A show of hands: anyone out there remember Pennsauken Mart?
OK, you can put your hands down. If you do remember, then you’ll know of what I speak. Perpetually underlit and maze-like, Pennsauken Mart had an element of shadiness and intrigue. The businesses located in the Mart were more street fair stands than well-established stores, having walls notwithstanding. But treasures you could find! I remember digging through endless stacks of vinyl records to find out of print gems – like an original Chicago VII album with the textured album cover; cost: $1. You also had a number of food vendors there, serving up a myriad of items. And yet with all the bargains you could find if you rummaged through enough piles of stuff, you invariably left the place wanting to take a shower. The Mart was, como se dice, a bit unsavory.
But the Mart is no more. Eminent domain took it away some years ago, leaving all those business owners collectively out on the curb.
Some background: The Grand Marketplace was The Village Mall back in the ’70s when I was a kid (I think I remember a miniature golf course inside), but had hit hard times. After a number of attempts to revive itself, The Village Mall had finally succumbed and laid dormant. But the old place was going to get new life, and it would be in the form of all those displaced vendors from Pennsauken Mart. The Village Mall was renamed The Grand Marketplace, and a new indoor flea market was born.
So why the hecks am I telling all of this? Well, being that we have a bit of a penchant for food events, we had heard that the Grand Marketplace was holding a hot wing contest. We had also heard that there was a pretty good Amish market there, so that gave us enough reason to go.
Well, this is not your father’s Pennsauken Mart. In comparison to the mart, The Grand Marketplace is downright palatial. And reasonably well-lit. It’s still not like shopping at, say, Nordstrom (it is, after all, still a flea market), but a marked improvement nonetheless.
Now if you’ve been following along on our blog, you know that we sometimes get to events a little late. Well, our late arriving selves struck again! We completely missed the wing competition. Darn. BUT – we still had the Amish market to peruse. And we’re glad that we did.
We first had to settle down our hunger pangs, so we shared a hand wrapped pretzel from the market. Soft and chewy, with a little sweetness, it was a lovely pretzel – much better than anything from Auntie Anne’s.
While Julian and I finished the pretzel, Lisa did some shopping in the market. While the selection of vegetables was decent, it was the homemade food items that were the most intriguing. Lisa picked up a couple of jars of homemade jelly as well as a glass jug of homemade root beer, the likes I had not tasted since my late Grandma Howard’s so many years ago. One of these days, I’m going to find her recipe and make it myself.
The pretzel was not going to hold us, so we decided to get a more substantial meal. We grabbed some fried chicken at the market and dug right in to the goodness. Next to what you can get in the South, fried chicken from an Amish restaurant is about as good as you can find. Seriously. The best fried chicken I’ve ever had was Mrs Wilkes in Savannah; the next best was at an Amish restaurant in Pennsylvania.
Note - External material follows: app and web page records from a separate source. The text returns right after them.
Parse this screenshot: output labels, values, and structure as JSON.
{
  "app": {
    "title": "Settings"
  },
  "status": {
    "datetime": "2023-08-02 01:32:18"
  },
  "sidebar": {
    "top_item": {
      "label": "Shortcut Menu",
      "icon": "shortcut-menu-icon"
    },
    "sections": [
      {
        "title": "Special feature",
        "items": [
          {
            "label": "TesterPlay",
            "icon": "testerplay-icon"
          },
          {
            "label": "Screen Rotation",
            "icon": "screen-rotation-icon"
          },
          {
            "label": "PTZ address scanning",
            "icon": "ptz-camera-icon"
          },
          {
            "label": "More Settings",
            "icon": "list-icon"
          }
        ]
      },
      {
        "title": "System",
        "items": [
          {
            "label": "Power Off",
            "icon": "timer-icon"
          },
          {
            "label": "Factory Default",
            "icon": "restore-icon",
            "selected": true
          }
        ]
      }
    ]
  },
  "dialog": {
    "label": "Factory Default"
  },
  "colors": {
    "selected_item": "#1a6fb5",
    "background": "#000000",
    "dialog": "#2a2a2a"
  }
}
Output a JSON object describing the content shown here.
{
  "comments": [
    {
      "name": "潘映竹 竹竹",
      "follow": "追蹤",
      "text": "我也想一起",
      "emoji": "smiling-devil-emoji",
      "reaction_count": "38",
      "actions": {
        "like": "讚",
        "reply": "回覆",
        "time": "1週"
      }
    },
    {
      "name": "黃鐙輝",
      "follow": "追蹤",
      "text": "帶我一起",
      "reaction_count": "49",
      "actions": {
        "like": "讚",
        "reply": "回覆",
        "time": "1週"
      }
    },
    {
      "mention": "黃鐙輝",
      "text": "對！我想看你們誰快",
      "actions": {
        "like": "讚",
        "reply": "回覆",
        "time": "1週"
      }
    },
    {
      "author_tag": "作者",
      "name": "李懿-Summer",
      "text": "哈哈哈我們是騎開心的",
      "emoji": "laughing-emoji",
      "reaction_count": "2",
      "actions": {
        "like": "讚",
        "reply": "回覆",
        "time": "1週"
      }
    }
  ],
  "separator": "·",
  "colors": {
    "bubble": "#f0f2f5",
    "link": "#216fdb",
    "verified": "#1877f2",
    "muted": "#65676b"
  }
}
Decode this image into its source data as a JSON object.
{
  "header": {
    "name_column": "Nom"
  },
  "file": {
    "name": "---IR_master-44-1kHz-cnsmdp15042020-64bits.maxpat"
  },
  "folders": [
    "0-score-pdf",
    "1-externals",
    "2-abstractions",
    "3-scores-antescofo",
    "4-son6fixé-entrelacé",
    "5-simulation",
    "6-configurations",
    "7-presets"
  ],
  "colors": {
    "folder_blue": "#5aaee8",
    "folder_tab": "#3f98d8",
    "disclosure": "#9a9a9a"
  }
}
While not quite as good as those experiences, the chicken we had was excellent: nice and crispy on the outside, but still very juicy inside.
After devouring our plate of chicken, it was off to explore some more. Now I had been viewing The Grand Marketplace’s website and had been intrigued by their food court. There seemed to be a nice variety of choices, and they looked to be a little different than your typical mall fare. And they were. Instead of pseudo-ethnic places, many of the food vendors looked like real mom-and-pop establishments. Not sure which place to sample, we came across a Filipino BBQ counter (where the sign up top was located) that was advertising Meat On A Stick. Well…how could one turn down Meat On A Stick? We picked up the pork version of Meat On A Stick…and it was pretty tasty!
So, Willingboro may not be your first destination for food, but if you’re ever on Route 130, there’s enough interesting food experiences at The Grand Marketplace to make it worth a stop. And you won’t feel the need to shower afterwards.